Jorgensen’s Organic Traffic
Both major party candidates have a substantial lead when compared to Jorgensen, who did not launch her campaign website until June of 2020 – only five months before Election Day. Although she has had a striking peak of traffic—which, unsurprisingly, is expected when one is running for the highest office in the land—that is only the picture when you are looking at her website numbers alone. If you take a step back and compare it to the giants that are Biden and Trump’s websites, you can barely see the growth on Jorgensen’s side of things.
All Candidates’ Organic Traffic (as of July 2020)
Furthermore, when it comes to domain rating (DR) and backlink juice, both essential to SEO, Trump has double the referring domains when compared to Biden.
Trump’s Domain Overview
However, as of press time, Biden has almost caught up when it comes to the number to backlinks. Despite the high amount of backlinks, Trump’s organic traffic is still more than triple what Biden’s organic traffic is.
Biden’s Domain Overview
On a surprising note, even though Jorgensen’s website is brand spanking new by comparison, both the URL rating (UR) and the DR are both quite impressive. It can sometimes take people years to get to either a decent DR or UR, let alone both.
Jorgensen’s Domain Overview
Organic Position Distribution (OPDs)
Because of the sheer number of backlinks and numerical domains, Trump’s website unsurprisingly earns more of the higher page ranks in the first through tenth positions—better known collectively as the first page of the search engine results page (SERP). This may not seem like much but on average the first page of the SERP gets 94% of clicks.
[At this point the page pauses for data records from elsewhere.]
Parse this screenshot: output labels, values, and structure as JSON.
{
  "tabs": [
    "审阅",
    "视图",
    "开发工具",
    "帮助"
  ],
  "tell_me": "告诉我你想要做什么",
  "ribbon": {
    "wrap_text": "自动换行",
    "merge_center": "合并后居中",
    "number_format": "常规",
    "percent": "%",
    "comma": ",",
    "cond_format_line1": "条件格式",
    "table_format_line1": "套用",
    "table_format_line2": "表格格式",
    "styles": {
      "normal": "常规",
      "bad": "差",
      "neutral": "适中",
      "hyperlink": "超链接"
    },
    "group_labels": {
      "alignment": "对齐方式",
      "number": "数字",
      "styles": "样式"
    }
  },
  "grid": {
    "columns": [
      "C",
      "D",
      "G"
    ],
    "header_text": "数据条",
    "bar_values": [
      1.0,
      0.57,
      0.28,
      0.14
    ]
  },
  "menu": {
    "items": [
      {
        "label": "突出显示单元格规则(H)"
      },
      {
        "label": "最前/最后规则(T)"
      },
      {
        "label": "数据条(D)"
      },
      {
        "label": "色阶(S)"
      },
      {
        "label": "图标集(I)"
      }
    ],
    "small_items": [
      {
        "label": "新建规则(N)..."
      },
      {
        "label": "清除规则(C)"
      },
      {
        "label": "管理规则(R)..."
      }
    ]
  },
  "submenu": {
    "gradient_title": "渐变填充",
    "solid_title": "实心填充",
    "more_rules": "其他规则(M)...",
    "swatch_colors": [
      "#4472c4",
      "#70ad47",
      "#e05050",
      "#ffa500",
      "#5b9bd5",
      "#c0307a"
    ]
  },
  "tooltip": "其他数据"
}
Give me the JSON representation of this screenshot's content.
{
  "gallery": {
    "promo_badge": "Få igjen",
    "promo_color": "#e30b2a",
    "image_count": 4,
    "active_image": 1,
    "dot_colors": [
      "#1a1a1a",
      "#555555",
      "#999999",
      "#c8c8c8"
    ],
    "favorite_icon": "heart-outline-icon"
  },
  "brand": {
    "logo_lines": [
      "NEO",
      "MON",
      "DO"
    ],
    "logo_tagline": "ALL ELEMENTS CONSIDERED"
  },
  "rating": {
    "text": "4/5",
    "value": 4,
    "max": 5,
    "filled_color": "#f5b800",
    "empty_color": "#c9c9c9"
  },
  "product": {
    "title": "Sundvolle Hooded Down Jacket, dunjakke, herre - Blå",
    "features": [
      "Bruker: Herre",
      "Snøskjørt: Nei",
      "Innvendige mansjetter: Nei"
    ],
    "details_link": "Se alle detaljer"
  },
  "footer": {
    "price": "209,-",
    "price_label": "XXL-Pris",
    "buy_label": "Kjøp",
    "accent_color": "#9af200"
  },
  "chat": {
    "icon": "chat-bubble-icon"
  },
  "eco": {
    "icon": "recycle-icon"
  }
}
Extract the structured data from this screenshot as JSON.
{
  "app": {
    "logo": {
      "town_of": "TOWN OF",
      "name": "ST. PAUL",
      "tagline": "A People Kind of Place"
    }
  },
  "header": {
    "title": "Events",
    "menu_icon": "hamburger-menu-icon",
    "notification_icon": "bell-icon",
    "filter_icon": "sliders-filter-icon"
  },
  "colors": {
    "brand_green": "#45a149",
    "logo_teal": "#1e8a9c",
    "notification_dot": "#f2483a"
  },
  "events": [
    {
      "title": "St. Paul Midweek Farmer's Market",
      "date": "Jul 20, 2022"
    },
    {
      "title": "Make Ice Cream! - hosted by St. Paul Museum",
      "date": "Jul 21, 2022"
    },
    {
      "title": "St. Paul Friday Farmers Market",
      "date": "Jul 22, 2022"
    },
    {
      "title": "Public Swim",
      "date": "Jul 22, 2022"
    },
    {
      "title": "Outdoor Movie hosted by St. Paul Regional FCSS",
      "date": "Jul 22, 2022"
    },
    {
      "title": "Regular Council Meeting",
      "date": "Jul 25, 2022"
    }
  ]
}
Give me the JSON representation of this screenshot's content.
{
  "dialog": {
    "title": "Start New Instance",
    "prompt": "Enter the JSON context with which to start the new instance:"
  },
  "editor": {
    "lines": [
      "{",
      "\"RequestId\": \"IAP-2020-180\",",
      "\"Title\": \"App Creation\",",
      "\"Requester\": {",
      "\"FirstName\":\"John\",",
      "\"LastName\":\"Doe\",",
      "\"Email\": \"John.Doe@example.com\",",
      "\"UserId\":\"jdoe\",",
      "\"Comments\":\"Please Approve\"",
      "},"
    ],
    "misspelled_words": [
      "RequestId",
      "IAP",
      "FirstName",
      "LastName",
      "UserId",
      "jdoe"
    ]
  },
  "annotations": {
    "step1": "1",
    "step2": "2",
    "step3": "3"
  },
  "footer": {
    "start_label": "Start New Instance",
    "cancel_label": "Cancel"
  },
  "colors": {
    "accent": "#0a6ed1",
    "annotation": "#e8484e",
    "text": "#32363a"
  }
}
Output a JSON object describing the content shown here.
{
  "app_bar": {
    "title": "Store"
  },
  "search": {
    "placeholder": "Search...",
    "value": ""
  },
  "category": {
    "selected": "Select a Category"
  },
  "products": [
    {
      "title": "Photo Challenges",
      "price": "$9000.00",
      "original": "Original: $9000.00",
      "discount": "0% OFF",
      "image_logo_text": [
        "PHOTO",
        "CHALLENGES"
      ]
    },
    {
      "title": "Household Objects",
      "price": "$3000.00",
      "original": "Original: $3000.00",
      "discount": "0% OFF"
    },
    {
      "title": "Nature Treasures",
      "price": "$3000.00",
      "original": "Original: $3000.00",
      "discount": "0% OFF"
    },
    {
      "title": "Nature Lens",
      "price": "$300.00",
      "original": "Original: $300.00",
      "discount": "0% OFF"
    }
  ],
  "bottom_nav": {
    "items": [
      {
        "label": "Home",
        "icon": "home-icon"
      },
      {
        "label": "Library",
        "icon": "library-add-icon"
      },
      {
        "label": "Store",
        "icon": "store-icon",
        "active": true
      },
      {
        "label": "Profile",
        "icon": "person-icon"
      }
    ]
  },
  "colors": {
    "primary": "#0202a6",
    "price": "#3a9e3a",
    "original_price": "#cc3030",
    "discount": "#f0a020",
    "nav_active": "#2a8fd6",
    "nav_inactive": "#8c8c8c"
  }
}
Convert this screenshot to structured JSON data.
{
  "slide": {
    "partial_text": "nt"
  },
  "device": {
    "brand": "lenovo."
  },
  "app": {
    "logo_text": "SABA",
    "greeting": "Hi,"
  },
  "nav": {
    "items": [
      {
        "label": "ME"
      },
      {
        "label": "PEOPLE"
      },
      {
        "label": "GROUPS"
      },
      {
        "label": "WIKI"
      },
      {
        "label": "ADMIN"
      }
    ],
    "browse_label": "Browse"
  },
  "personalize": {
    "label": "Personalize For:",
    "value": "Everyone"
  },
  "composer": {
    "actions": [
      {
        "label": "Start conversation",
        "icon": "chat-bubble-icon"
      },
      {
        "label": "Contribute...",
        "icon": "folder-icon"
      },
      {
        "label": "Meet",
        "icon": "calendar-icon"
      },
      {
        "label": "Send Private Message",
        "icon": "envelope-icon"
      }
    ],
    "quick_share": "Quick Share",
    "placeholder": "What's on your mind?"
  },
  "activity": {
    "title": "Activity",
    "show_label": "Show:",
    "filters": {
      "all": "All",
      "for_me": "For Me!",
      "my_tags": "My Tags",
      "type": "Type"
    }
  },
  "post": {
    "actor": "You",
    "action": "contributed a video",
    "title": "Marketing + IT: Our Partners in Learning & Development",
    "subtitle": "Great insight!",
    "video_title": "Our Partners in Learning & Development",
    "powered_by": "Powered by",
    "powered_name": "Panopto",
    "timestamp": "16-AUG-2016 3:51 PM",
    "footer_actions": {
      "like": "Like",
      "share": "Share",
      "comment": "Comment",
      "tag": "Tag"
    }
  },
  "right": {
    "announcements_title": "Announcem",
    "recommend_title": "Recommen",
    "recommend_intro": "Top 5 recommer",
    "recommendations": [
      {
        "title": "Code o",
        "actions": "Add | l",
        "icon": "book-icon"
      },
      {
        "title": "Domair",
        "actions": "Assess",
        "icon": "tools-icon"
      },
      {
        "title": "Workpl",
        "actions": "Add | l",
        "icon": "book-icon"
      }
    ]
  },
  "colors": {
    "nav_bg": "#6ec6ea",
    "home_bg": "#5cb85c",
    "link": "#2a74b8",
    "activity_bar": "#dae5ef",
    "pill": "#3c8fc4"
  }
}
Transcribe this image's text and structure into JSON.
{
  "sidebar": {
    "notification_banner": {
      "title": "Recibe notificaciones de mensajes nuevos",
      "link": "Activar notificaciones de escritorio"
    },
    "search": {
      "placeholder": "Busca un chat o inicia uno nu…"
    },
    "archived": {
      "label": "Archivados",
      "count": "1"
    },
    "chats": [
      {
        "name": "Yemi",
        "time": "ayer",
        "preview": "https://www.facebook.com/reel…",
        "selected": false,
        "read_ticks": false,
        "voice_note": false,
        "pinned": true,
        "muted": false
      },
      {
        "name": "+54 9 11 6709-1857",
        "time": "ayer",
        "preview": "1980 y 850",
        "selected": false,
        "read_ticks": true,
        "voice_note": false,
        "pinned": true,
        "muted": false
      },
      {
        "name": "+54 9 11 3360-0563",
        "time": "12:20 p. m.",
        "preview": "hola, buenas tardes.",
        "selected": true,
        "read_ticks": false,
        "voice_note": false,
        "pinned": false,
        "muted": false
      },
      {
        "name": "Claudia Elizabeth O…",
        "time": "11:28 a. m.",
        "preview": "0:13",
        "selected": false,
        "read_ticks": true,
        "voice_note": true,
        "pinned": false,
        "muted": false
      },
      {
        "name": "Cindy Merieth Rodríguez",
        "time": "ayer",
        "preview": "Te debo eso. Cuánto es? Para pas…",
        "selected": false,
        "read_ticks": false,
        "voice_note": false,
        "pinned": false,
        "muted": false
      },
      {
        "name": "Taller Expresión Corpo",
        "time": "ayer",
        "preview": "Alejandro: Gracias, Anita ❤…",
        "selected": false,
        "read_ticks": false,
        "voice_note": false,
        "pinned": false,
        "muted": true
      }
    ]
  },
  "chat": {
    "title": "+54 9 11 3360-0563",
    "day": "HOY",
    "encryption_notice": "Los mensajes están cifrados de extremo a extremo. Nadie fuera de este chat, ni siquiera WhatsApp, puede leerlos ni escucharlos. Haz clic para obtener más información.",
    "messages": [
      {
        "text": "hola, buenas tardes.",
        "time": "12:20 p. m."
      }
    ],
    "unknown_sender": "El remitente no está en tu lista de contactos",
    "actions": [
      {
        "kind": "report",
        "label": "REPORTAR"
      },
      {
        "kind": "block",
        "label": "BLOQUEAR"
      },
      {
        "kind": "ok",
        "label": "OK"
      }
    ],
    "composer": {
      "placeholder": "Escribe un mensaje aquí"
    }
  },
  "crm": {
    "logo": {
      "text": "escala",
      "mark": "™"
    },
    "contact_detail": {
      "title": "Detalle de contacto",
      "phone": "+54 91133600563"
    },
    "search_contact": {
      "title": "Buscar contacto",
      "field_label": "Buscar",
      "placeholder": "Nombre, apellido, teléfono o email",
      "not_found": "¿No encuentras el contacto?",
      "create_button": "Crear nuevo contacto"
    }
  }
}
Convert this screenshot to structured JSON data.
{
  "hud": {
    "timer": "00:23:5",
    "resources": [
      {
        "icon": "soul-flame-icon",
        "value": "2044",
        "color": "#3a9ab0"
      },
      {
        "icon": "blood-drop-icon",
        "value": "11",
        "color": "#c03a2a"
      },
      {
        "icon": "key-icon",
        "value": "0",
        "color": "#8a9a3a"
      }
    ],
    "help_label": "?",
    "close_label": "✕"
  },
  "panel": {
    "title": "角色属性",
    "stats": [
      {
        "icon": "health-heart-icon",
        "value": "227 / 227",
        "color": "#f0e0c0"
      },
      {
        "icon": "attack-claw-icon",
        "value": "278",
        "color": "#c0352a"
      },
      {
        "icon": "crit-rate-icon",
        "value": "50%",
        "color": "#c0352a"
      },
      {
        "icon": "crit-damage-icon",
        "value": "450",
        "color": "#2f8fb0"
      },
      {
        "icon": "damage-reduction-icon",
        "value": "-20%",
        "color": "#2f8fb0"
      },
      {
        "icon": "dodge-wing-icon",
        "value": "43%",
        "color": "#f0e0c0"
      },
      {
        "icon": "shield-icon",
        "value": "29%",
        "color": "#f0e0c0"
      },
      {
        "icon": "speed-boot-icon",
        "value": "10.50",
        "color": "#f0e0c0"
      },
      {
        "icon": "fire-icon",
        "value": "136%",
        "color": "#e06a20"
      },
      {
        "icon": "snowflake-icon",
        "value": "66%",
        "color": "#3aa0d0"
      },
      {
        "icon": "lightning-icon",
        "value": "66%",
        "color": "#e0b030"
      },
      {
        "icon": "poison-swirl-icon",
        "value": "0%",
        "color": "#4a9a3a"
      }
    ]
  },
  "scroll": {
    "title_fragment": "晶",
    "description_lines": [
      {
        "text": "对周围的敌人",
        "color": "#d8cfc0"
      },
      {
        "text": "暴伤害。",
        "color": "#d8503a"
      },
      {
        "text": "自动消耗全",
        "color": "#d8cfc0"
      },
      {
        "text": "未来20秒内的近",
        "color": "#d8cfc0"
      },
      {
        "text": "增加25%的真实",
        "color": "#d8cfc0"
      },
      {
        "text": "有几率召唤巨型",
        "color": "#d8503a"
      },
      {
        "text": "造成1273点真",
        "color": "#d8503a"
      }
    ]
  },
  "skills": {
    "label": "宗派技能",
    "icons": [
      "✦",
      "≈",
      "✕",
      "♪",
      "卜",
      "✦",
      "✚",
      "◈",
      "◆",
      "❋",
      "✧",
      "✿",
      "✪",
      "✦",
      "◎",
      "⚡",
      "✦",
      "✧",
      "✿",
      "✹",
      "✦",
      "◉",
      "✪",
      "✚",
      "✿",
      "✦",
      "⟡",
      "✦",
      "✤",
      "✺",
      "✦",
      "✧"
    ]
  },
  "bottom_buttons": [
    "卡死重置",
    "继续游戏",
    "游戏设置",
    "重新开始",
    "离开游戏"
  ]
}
Therefore, the difference between being in tenth and eleventh position is the difference between getting clicked on and being outright ignored.
Biden has significantly more ranking for the fifty-first through one hundredth positions when compared to Trump, but they are running a pretty close race when it comes to ranking for the twenty-first through fiftieth positions.